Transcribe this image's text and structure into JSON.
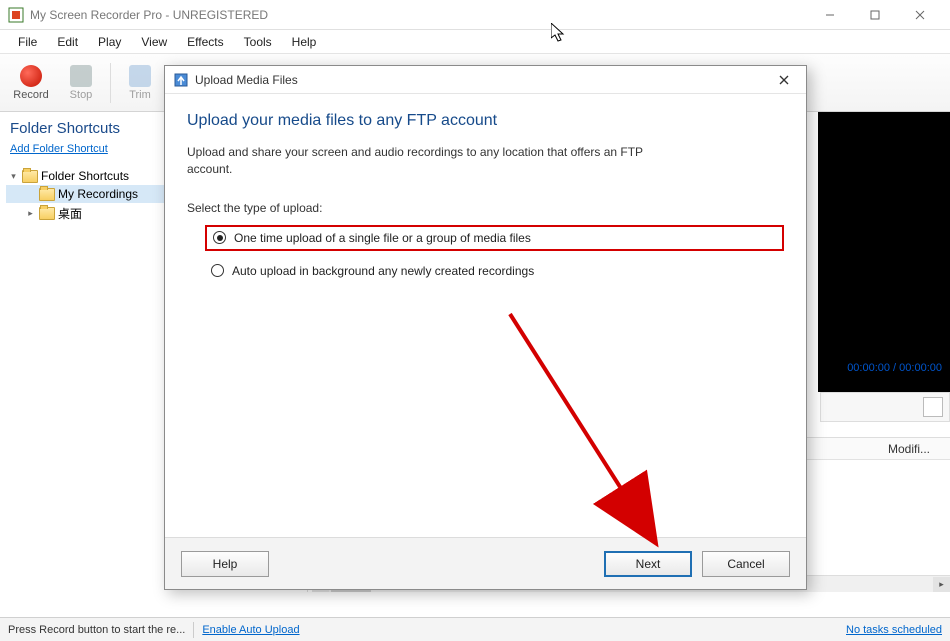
{
  "window": {
    "title": "My Screen Recorder Pro - UNREGISTERED"
  },
  "menu": {
    "items": [
      "File",
      "Edit",
      "Play",
      "View",
      "Effects",
      "Tools",
      "Help"
    ]
  },
  "toolbar": {
    "record": "Record",
    "stop": "Stop",
    "trim": "Trim"
  },
  "sidebar": {
    "heading": "Folder Shortcuts",
    "add_link": "Add Folder Shortcut",
    "nodes": {
      "root": "Folder Shortcuts",
      "my_rec": "My Recordings",
      "desktop": "桌面"
    }
  },
  "video": {
    "time": "00:00:00 / 00:00:00"
  },
  "filelist": {
    "col_modified": "Modifi..."
  },
  "status": {
    "hint": "Press Record button to start the re...",
    "auto_upload": "Enable Auto Upload",
    "tasks": "No tasks scheduled"
  },
  "dialog": {
    "title": "Upload Media Files",
    "heading": "Upload your media files to any FTP account",
    "desc": "Upload and share your screen and audio recordings to any location that offers an FTP account.",
    "select_label": "Select the type of upload:",
    "opt_once": "One time upload of a single file or a group of media files",
    "opt_auto": "Auto upload in background any newly created recordings",
    "help": "Help",
    "next": "Next",
    "cancel": "Cancel"
  }
}
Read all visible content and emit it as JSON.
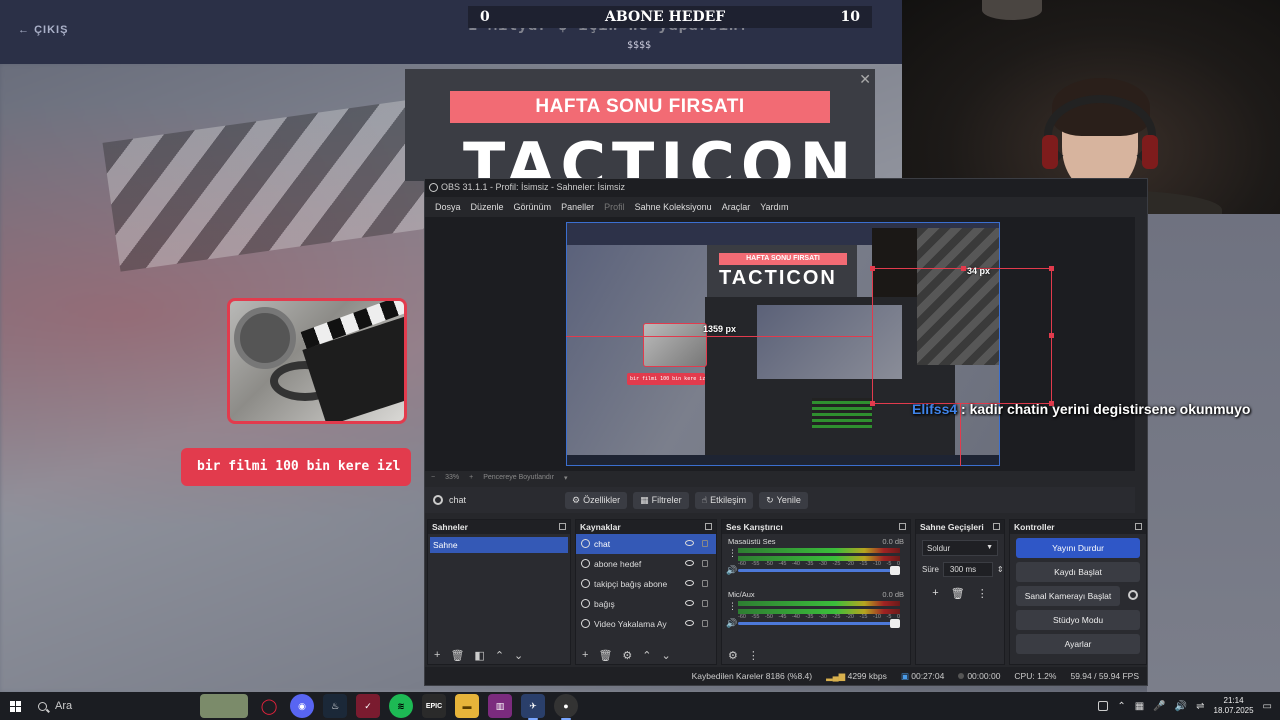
{
  "stream": {
    "back_label": "ÇIKIŞ",
    "goal": {
      "start": "0",
      "title": "ABONE HEDEF",
      "end": "10"
    },
    "question": "1 Milyar $ için ne yaparsın?",
    "dollars": "$$$$",
    "chat_pill": "bir filmi 100 bin kere izl",
    "ad": {
      "banner": "HAFTA SONU FIRSATI",
      "big_text": "TACTICON"
    },
    "chat_message": {
      "user": "Elifss4",
      "separator": ":",
      "text": "kadir chatin yerini degistirsene okunmuyo"
    }
  },
  "obs": {
    "title": "OBS 31.1.1 - Profil: İsimsiz - Sahneler: İsimsiz",
    "menu": [
      "Dosya",
      "Düzenle",
      "Görünüm",
      "Paneller",
      "Profil",
      "Sahne Koleksiyonu",
      "Araçlar",
      "Yardım"
    ],
    "preview": {
      "px_label_top": "34 px",
      "px_label_left": "1359 px",
      "banner": "HAFTA SONU FIRSATI",
      "big": "TACTICON",
      "pill": "bir filmi 100 bin kere izl",
      "chat_snippet": "kadir chatin yerini degistirsene okunmuyo"
    },
    "zoom": {
      "minus": "−",
      "value": "33%",
      "plus": "+",
      "fit": "Pencereye Boyutlandır",
      "caret": "▾"
    },
    "source_bar": {
      "selected": "chat",
      "props": "Özellikler",
      "filters": "Filtreler",
      "interact": "Etkileşim",
      "refresh": "Yenile"
    },
    "scenes": {
      "title": "Sahneler",
      "items": [
        "Sahne"
      ]
    },
    "sources": {
      "title": "Kaynaklar",
      "items": [
        "chat",
        "abone hedef",
        "takipçi bağış abone",
        "bağış",
        "Video Yakalama Ay"
      ]
    },
    "mixer": {
      "title": "Ses Karıştırıcı",
      "tracks": [
        {
          "name": "Masaüstü Ses",
          "db": "0.0 dB",
          "level": 0.9
        },
        {
          "name": "Mic/Aux",
          "db": "0.0 dB",
          "level": 0.9
        }
      ],
      "scale": [
        "-60",
        "-55",
        "-50",
        "-45",
        "-40",
        "-35",
        "-30",
        "-25",
        "-20",
        "-15",
        "-10",
        "-5",
        "0"
      ]
    },
    "transitions": {
      "title": "Sahne Geçişleri",
      "selected": "Soldur",
      "duration_label": "Süre",
      "duration": "300 ms"
    },
    "controls": {
      "title": "Kontroller",
      "stop_stream": "Yayını Durdur",
      "start_record": "Kaydı Başlat",
      "virtual_cam": "Sanal Kamerayı Başlat",
      "studio": "Stüdyo Modu",
      "settings": "Ayarlar"
    },
    "status": {
      "dropped": "Kaybedilen Kareler 8186 (%8.4)",
      "bitrate": "4299 kbps",
      "stream_time": "00:27:04",
      "rec_time": "00:00:00",
      "cpu": "CPU: 1.2%",
      "fps": "59.94 / 59.94 FPS"
    }
  },
  "taskbar": {
    "search": "Ara",
    "apps": [
      "face-thumbnail",
      "opera-gx",
      "discord",
      "steam",
      "vlc",
      "spotify",
      "epic-games",
      "file-explorer",
      "winrar",
      "steam-2",
      "obs"
    ],
    "time": "21:14",
    "date": "18.07.2025"
  },
  "colors": {
    "accent_red": "#e23b4d",
    "obs_blue": "#2f57c7",
    "chat_user": "#3f83e8"
  }
}
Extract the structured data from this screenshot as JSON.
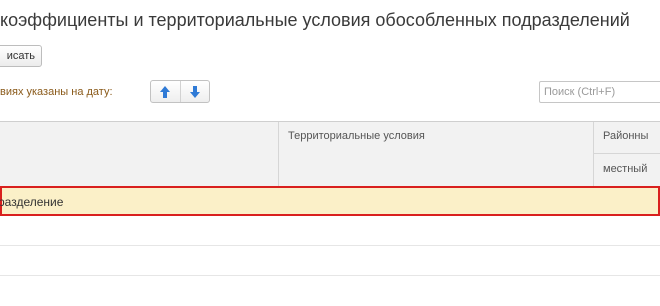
{
  "header": {
    "title": "коэффициенты и территориальные условия обособленных подразделений"
  },
  "toolbar": {
    "write_label": "исать"
  },
  "filter": {
    "date_label": "виях указаны на дату:",
    "up_icon": "arrow-up-icon",
    "down_icon": "arrow-down-icon"
  },
  "search": {
    "placeholder": "Поиск (Ctrl+F)",
    "value": ""
  },
  "table": {
    "columns": [
      {
        "label": ""
      },
      {
        "label": "Территориальные условия"
      },
      {
        "label": "Районны"
      }
    ],
    "subheader": "местный",
    "rows": [
      {
        "cells": [
          "разделение",
          "",
          ""
        ],
        "selected": true
      },
      {
        "cells": [
          "",
          "",
          ""
        ],
        "selected": false
      },
      {
        "cells": [
          "",
          "",
          ""
        ],
        "selected": false
      }
    ]
  },
  "colors": {
    "selection_border": "#d9201e",
    "selection_fill": "#fbf0c8",
    "accent": "#2f7ad6"
  }
}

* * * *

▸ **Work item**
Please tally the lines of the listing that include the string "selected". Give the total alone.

▸ **Response to this exercise**
5